Yet another philosophical precedent for the Matrix films is the work of René Descartes, the man responsible for Cartesian coordinates and the phrase “I think, therefore I am.” In his 1641 book Meditations on First Philosophy, Descartes poses the question of how he can know with certainty that the world he experiences is not an illusion being forced upon him by an evil demon. He reasons since he believes in what he sees and feels while dreaming, he cannot trust his senses to tell him that he is not still dreaming. His senses cannot provide him with proof that the world even exists. He concludes that he cannot rely on his senses, and that for all he knows, he and the rest of the world might all be under the control of an evil demon.

Descartes’ evil demon is vividly realized in the Matrix films as the artificial intelligence that forces a virtual reality on humans. Just as Descartes realized that the sensations in his dreams were vivid enough to convince him the dreams were real, the humans who are plugged into the Matrix have no idea that their sensations are false, created artificially instead of arising from actual experiences. Until Neo is yanked from the Matrix, he, too, has no idea that his life is a virtual reality. Like Descartes, Neo eventually knows to take nothing at face value, and to question the existence of even those things, such as chairs, that seem most real.

Socrates’ Visit to the Oracle of Delphi

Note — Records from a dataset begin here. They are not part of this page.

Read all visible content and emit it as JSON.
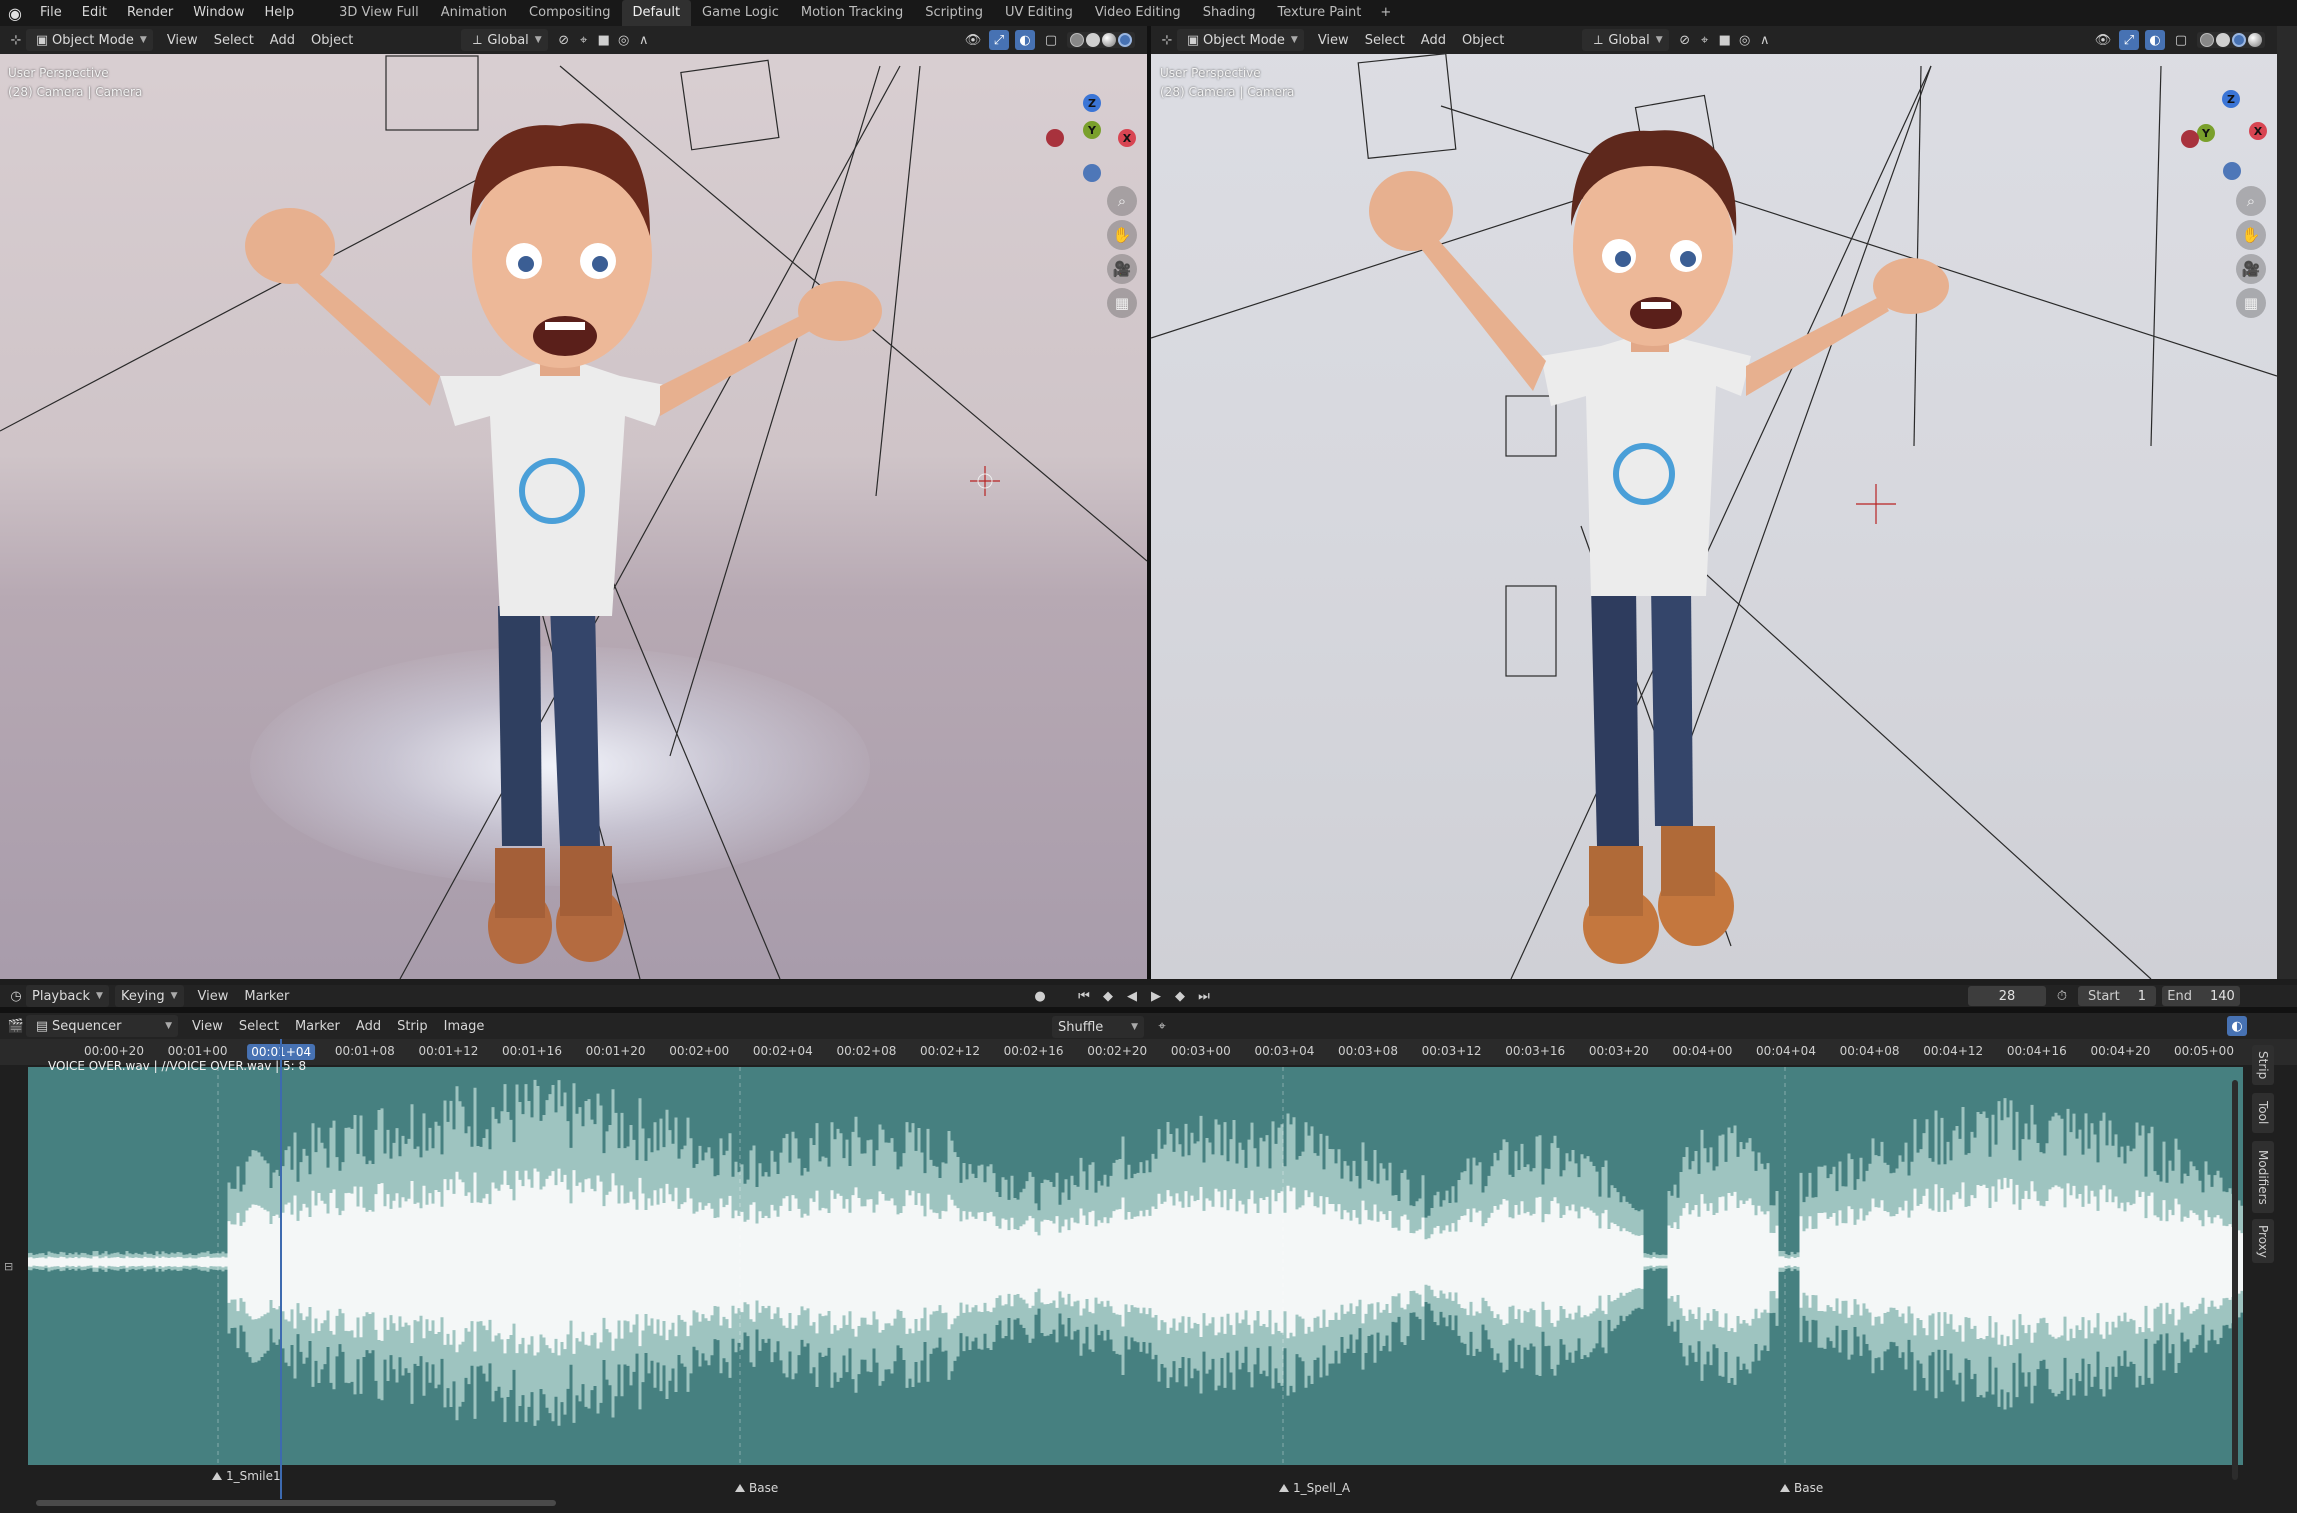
{
  "menubar": {
    "menus": [
      "File",
      "Edit",
      "Render",
      "Window",
      "Help"
    ],
    "workspaces": [
      "3D View Full",
      "Animation",
      "Compositing",
      "Default",
      "Game Logic",
      "Motion Tracking",
      "Scripting",
      "UV Editing",
      "Video Editing",
      "Shading",
      "Texture Paint"
    ],
    "active_workspace": "Default",
    "add_tab": "+"
  },
  "viewport_left": {
    "mode": "Object Mode",
    "menus": [
      "View",
      "Select",
      "Add",
      "Object"
    ],
    "orientation": "Global",
    "overlay_line1": "User Perspective",
    "overlay_line2": "(28) Camera | Camera",
    "gizmo": {
      "z": "Z",
      "y": "Y",
      "x": "X"
    }
  },
  "viewport_right": {
    "mode": "Object Mode",
    "menus": [
      "View",
      "Select",
      "Add",
      "Object"
    ],
    "orientation": "Global",
    "overlay_line1": "User Perspective",
    "overlay_line2": "(28) Camera | Camera",
    "gizmo": {
      "z": "Z",
      "y": "Y",
      "x": "X"
    }
  },
  "timeline": {
    "menus": [
      "Playback",
      "Keying",
      "View",
      "Marker"
    ],
    "current_frame": "28",
    "start_label": "Start",
    "start_value": "1",
    "end_label": "End",
    "end_value": "140"
  },
  "sequencer": {
    "editor": "Sequencer",
    "menus": [
      "View",
      "Select",
      "Marker",
      "Add",
      "Strip",
      "Image"
    ],
    "overlap_mode": "Shuffle",
    "ruler": [
      "00:00+20",
      "00:01+00",
      "00:01+04",
      "00:01+08",
      "00:01+12",
      "00:01+16",
      "00:01+20",
      "00:02+00",
      "00:02+04",
      "00:02+08",
      "00:02+12",
      "00:02+16",
      "00:02+20",
      "00:03+00",
      "00:03+04",
      "00:03+08",
      "00:03+12",
      "00:03+16",
      "00:03+20",
      "00:04+00",
      "00:04+04",
      "00:04+08",
      "00:04+12",
      "00:04+16",
      "00:04+20",
      "00:05+00"
    ],
    "current_time": "00:01+04",
    "strip_label": "VOICE OVER.wav | //VOICE OVER.wav | 5: 8",
    "markers": [
      "1_Smile1",
      "Base",
      "1_Spell_A",
      "Base"
    ],
    "side_tabs": [
      "Strip",
      "Tool",
      "Modifiers",
      "Proxy"
    ]
  },
  "colors": {
    "accent": "#4772b3",
    "strip": "#468080",
    "waveform_outer": "#9ec4c0",
    "waveform_inner": "#f4f7f7"
  }
}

Ancient Greeks considered Delphi to be the center of the world and revered the wisdom of the Oracle who resided there, in the Temple of Apollo. This Oracle’s prophecies were always cryptic. When Socrates visited the Oracle, he claimed that he knew nothing, and the Oracle replied that he was the wisest man on earth. Socrates disagreed, but he eventually discovered her ironic meaning. By claiming to know nothing, Socrates truly was the wisest because all others were under the false impression that they knew more than they actually knew. The phrase “Know Thyself” was inscribed on the walls of the Oracle’s temple, suggesting that true wisdom lies in recognizing one’s own ignorance. Neo, like Socrates, is willing to admit to his own ignorance, and the Oracle in the Matrix films maintains her confidence in him and his abilities despite his often visible confusion and doubt.